  21. What did Mogo’s family believe about the “sacred fire”? (see p. 31) Compare/contrast with Catholics’ sanctuary lamp/eternal flame.
  22. List 5 similes and 5 metaphors taken from pp. 32-35.
  23. What are the differences between Mogo’s people and the Masai?
  24. What did Mogo think the message of his dream was?
  25. What skills did he learn?
  26. What important life skills should one learn regardless of handicaps/weaknesses?
  27. Explain: “Soil does not cheat a man.” (p. 50)
  28. Read Grandfather’s blessing again on p. 51. (Extra credit: use this for copywork.) How is it similar to our blessing prayers?
  29. Explain: “A hyena robbed of its meal finds another.”
  30. Narrate the story of the hyena and the mole.
  31. How is Mogo’s skill set different from yours? Why are they different?
  32. Mogo’s father tells Mogo that his first earnings should go towards the purchase of a goat or lamb. Compare/contrast with Dad’s/Mom’s teachings about finances.
  33. What are two ways the Kikuyu people measure time?
  34. When people cheat you, when you lose, what’s the best attitude to have?
  35. What did Mogo learn about giving?
  36. Why was Mama surprised that they were cheerful?
  37. How can a bad thing be a good thing too? Compare/contrast with Catholic teaching that God can take the bad and make something good out of it.
  38. What is the “happiest pain” in Mogo’s young life? Have you had a similar experience?
  39. How had Mogo changed between the time he had his first flute and the time he got his second flute?

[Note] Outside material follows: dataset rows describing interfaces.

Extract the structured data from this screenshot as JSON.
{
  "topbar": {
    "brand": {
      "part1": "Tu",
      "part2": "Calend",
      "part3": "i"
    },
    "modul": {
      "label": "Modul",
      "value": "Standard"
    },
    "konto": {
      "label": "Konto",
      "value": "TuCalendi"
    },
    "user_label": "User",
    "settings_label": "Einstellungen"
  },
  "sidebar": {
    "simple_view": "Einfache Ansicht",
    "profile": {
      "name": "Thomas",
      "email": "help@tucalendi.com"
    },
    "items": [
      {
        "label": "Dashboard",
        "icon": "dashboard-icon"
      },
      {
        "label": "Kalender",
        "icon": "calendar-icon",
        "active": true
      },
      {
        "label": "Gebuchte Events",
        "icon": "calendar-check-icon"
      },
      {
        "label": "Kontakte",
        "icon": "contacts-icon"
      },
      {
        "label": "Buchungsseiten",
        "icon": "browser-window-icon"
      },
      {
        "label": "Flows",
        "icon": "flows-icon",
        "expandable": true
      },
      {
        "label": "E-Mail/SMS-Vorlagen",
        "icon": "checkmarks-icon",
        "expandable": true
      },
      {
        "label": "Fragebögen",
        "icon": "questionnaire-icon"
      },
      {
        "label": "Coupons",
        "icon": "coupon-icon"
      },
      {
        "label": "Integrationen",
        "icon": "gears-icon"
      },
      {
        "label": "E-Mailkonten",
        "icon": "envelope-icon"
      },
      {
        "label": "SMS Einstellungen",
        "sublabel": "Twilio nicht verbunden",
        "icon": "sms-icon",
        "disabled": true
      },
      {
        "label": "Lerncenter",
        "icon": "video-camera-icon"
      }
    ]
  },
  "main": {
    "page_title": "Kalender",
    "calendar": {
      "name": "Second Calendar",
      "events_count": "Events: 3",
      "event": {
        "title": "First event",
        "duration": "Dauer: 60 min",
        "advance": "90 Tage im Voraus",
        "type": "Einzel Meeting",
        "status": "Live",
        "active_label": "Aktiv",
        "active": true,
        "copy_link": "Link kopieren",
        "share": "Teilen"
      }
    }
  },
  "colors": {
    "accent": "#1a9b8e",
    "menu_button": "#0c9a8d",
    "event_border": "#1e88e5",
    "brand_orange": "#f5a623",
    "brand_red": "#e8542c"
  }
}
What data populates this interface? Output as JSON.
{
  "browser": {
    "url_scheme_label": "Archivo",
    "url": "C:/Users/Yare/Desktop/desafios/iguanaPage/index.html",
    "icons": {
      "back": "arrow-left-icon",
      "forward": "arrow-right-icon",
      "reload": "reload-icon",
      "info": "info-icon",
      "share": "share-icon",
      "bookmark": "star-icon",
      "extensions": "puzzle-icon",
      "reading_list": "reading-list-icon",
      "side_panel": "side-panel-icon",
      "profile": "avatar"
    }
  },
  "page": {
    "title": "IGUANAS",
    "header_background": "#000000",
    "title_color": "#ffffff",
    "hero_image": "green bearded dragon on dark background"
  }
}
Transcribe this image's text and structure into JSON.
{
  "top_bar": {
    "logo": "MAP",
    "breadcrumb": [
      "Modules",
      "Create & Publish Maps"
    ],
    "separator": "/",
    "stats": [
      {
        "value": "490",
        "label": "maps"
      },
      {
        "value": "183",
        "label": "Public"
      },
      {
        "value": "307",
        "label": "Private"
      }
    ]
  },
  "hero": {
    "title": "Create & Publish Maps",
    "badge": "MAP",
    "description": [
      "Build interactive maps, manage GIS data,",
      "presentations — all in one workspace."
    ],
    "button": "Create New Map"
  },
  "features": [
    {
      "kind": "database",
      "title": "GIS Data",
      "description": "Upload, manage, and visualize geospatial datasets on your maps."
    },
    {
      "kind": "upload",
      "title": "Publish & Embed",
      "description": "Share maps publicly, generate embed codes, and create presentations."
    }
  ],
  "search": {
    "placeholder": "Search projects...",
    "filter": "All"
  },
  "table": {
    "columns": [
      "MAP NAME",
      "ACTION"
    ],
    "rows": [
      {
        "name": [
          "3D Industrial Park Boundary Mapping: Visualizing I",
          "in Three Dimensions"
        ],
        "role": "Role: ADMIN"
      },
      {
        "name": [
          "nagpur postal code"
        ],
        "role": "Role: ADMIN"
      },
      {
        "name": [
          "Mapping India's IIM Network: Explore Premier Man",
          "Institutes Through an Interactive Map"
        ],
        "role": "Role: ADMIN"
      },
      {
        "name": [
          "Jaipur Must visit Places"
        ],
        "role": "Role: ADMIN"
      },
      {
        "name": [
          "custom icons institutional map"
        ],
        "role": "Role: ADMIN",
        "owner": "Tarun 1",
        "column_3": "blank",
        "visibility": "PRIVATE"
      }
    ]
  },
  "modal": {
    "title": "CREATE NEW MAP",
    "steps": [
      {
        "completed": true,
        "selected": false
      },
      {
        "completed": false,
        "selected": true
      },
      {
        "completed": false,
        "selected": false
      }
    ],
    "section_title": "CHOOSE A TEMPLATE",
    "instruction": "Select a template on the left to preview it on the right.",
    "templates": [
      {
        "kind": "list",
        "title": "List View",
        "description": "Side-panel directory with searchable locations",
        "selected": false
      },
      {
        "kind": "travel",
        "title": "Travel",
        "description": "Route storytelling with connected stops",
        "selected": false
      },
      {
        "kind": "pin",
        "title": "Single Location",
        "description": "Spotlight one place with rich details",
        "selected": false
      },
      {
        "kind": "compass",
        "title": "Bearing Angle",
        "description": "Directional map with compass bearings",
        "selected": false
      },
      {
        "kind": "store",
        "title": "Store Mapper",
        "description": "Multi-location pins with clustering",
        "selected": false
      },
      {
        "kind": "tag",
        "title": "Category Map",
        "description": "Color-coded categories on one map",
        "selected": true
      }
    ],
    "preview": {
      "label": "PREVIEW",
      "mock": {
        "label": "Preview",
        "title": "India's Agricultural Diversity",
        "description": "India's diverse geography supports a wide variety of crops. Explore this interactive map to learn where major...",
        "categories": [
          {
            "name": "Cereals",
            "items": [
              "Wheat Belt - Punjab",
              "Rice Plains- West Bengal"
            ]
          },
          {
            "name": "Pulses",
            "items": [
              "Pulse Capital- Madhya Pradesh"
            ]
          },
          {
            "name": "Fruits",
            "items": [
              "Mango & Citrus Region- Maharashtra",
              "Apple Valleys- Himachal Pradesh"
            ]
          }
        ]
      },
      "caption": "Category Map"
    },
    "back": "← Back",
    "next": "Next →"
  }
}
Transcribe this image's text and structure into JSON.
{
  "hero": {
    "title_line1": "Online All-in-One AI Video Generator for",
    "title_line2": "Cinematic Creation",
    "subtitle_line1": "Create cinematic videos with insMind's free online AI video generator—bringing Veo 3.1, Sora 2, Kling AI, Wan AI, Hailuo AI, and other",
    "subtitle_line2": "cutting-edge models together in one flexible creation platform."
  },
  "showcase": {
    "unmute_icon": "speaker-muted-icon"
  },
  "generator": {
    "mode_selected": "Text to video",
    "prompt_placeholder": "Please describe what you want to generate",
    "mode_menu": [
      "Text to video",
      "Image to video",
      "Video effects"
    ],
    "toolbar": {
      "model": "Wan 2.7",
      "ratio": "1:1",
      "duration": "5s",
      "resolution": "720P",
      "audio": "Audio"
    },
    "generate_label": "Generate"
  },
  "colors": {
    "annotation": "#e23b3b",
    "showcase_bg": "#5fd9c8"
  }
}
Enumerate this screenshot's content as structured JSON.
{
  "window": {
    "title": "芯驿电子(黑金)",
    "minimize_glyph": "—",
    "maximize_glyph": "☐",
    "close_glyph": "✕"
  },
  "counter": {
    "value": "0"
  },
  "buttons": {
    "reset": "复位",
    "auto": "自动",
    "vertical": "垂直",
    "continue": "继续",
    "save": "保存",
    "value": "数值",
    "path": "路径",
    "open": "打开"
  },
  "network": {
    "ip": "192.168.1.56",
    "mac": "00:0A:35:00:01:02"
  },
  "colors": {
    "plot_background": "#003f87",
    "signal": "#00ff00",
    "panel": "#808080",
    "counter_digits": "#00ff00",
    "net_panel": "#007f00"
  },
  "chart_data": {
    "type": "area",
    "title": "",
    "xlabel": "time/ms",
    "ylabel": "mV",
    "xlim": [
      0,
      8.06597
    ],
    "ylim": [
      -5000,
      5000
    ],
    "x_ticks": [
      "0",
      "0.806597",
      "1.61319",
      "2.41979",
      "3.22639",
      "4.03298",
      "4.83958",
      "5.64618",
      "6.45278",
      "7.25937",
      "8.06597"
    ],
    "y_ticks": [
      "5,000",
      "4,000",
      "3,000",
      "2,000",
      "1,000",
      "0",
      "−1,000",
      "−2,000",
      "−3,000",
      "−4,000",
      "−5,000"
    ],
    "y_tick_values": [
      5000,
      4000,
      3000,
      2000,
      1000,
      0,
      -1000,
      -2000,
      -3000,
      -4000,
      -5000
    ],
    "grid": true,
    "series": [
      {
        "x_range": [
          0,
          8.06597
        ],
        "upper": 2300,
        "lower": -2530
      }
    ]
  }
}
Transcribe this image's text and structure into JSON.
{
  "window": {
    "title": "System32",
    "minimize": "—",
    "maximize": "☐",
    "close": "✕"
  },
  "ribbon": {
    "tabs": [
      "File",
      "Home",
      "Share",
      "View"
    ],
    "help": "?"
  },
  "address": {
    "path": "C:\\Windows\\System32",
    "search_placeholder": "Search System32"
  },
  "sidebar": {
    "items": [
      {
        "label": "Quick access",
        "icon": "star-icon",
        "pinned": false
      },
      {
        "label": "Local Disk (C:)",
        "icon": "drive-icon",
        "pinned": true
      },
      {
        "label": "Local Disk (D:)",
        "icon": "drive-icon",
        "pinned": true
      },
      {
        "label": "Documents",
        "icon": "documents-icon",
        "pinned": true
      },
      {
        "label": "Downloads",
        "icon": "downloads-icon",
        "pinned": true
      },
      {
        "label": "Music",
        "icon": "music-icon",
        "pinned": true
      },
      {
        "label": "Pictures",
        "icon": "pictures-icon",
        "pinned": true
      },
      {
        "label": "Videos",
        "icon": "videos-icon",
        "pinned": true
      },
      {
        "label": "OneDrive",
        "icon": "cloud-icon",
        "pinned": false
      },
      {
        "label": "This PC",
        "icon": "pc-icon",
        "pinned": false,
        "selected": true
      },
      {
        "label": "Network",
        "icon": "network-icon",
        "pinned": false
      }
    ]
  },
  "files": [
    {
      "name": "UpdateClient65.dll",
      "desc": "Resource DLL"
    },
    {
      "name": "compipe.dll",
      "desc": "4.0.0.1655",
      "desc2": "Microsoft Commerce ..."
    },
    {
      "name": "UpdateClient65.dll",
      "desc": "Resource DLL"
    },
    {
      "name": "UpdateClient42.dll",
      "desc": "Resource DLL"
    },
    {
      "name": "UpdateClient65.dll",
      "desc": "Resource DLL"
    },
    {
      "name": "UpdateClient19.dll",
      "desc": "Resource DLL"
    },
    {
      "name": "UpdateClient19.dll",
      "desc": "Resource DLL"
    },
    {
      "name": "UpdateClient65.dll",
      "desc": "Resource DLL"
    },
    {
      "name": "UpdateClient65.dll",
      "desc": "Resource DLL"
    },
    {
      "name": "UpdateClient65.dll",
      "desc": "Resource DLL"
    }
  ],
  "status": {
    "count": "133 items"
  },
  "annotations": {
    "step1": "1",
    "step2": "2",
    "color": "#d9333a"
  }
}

A bit more involved thinking:

  1. List the major characters of the story, with a descriptive phrase about each.
  2. List some of the differences/similarities between yours and Mogo’s cultures. (e.g., sleeping arrangements, men’s/women’s roles, etc.)
  3. Make a list of the animals mentioned in the story.
  4. List some of the Kikuyu’s beliefs that are different from yours.
  5. List some of the practices of Mogo’s tribe with regards to old people and young children.


Extra credit: Copy and color the picture on p. 34.